The best way to describe my experience with CenDyne's newest CD-RW offering would be uneventful. While a processing error along the way left me without a manual, I certainly didn't need it to install this drive into the testbed 2.0gHz, 654MB RAM Dell Dimension desktop. The unit is slightly longer than that workstation's DVD-ROM drive and so may have some problems fitting into older machines, but for most users this shouldn't be an issue. I had everything installed in record time and was soon burning CDs.
There was only one problem: the CDs themselves were not threatening any speed benchmarks, as the drive has been touted to do. I was never able to obtain write-once speeds of more than 10X when copying CDs directly from one drive to another. Rewrite speeds lingered around 10X as well, and 15X was the peak speed obtained while burning data directly from a hard drive. Each CD took about five minutes to complete. This might not seem like that big of a deal, but on top of the slow speeds, the drive hogged 100% of my system's CPU. Five minutes to burn a CD isn't bad, but it seems a whole heckuva lot longer when you're staring at the screen waiting for it to finish. I attempted experiments based upon the famous "A Watched Pot Never Boils" trials of yesteryear, but to no avail.
Using Nero CD Speed, I obtained a 15X transfer rate, fast enough to do the job that it's supposed to do, but nowhere near the promised 52X for this LiteOn-based drive.

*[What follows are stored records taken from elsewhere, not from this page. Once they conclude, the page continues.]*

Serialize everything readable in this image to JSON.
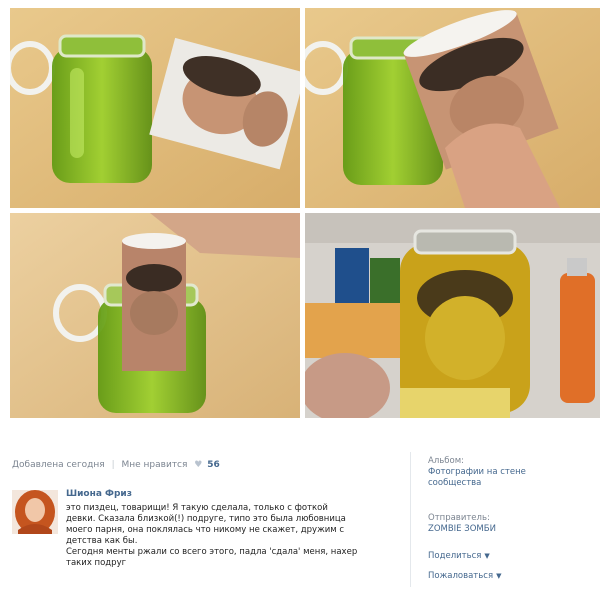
{
  "post": {
    "added_text": "Добавлена сегодня",
    "like_text": "Мне нравится",
    "like_count": "56"
  },
  "comment": {
    "author": "Шиона Фриз",
    "lines": [
      "это пиздец, товарищи! Я такую сделала, только с фоткой",
      "девки. Сказала близкой(!) подруге, типо это была любовница",
      "моего парня, она поклялась что никому не скажет, дружим с",
      "детства как бы.",
      "Сегодня менты ржали со всего этого, падла 'сдала' меня, нахер",
      "таких подруг"
    ]
  },
  "sidebar": {
    "album_label": "Альбом:",
    "album_value_1": "Фотографии на стене",
    "album_value_2": "сообщества",
    "sender_label": "Отправитель:",
    "sender_value": "ZOMBIE ЗОМБИ",
    "share_label": "Поделиться",
    "report_label": "Пожаловаться"
  },
  "colors": {
    "link": "#45688e",
    "muted": "#7c8591",
    "jar_liquid": "#7fb81e"
  }
}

CD Speed also confirmed that the dozen or so discs that I burned were all error-free. I played them on a variety of consumer electronics and desktop platforms just to be sure, and they performed without a hitch.
But the bottom line is that nothing about this drive sets it apart from the others that I've tested. It's easy to install, but most are nowadays. It produces flawless discs; no surprise here. And it doesn't live up to the speeds emblazoned across its packaging; sadly, no surprise here either. An entirely uneventful experience.